→ **Work order**
This exercise calls for copying every line below that holds the word "calendar".

→ **Data shown**
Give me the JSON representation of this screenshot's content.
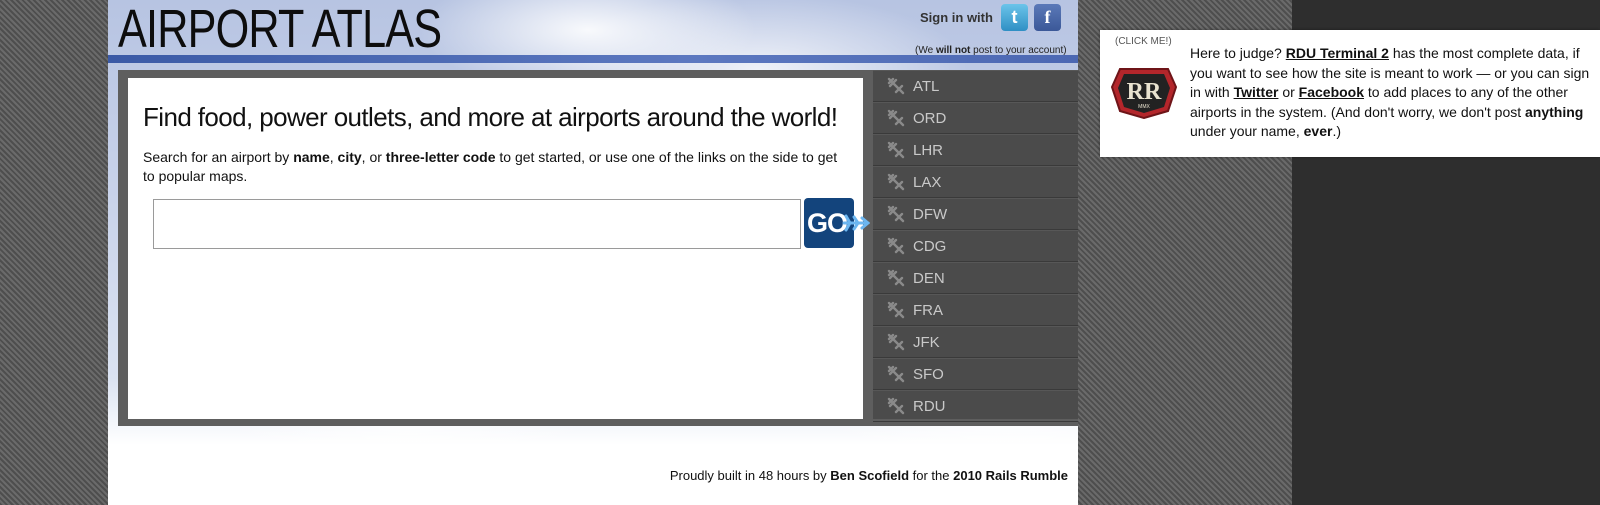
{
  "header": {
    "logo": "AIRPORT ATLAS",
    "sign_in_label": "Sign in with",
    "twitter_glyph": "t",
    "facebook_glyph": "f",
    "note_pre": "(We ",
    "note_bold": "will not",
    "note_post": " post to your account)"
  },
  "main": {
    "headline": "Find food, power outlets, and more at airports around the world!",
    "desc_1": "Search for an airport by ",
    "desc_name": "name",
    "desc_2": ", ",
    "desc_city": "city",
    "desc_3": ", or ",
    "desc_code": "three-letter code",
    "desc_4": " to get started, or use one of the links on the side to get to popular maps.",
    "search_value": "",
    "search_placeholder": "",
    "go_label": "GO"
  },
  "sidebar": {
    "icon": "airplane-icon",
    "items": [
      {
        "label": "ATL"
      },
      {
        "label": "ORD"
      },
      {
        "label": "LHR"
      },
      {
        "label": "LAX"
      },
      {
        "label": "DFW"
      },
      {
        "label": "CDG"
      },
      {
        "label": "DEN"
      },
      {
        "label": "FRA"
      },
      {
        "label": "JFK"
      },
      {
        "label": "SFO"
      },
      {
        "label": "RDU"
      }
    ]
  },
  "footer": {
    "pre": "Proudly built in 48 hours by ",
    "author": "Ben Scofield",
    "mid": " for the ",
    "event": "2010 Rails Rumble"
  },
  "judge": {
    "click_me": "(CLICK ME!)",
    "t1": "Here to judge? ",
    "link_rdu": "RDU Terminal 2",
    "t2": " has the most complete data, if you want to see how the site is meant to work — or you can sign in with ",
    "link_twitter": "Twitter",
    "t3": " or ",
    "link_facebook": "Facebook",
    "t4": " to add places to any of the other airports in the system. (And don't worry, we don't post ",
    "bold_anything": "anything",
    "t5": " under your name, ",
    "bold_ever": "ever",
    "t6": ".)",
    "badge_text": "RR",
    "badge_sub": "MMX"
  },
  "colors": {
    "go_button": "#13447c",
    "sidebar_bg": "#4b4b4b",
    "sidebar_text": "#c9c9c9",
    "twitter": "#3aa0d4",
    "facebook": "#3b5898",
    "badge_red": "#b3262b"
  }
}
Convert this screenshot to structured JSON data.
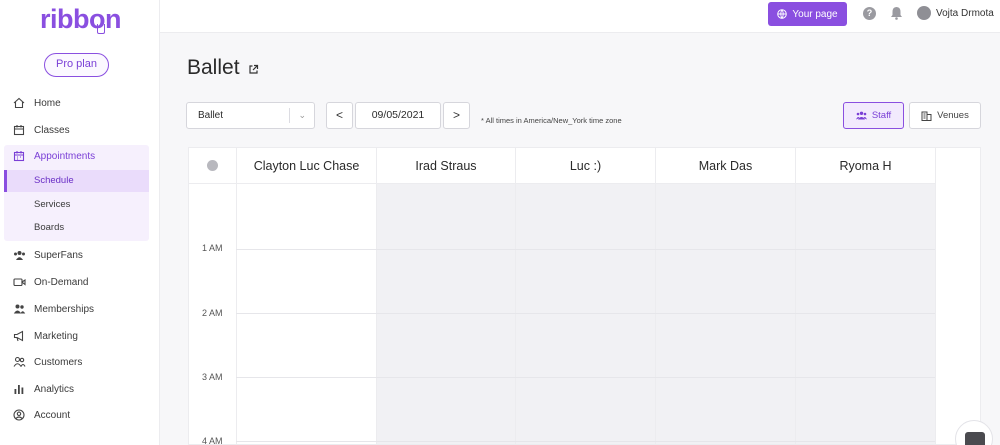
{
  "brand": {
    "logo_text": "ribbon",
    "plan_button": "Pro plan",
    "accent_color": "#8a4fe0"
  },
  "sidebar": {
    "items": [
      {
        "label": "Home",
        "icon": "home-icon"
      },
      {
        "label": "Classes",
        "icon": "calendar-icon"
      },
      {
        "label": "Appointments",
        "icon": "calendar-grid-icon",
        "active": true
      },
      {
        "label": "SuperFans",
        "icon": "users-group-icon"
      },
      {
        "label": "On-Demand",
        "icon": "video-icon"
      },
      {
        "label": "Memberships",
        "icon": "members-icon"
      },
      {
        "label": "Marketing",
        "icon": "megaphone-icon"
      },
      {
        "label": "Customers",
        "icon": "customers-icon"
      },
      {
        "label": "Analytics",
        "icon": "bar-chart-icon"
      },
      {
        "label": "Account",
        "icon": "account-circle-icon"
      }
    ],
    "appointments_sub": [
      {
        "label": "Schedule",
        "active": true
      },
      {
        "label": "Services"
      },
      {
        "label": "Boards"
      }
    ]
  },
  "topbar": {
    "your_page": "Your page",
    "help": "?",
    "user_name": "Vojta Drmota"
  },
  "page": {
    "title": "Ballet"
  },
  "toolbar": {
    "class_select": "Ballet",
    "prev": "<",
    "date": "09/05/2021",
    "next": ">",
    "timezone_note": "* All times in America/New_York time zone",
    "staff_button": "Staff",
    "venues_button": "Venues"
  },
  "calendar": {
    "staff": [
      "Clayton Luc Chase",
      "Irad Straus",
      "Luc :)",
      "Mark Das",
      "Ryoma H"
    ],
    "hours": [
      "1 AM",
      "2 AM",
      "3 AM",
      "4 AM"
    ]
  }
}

→ **Finished exercise**
        "icon": "calendar-icon"
        "icon": "calendar-grid-icon",
  "calendar": {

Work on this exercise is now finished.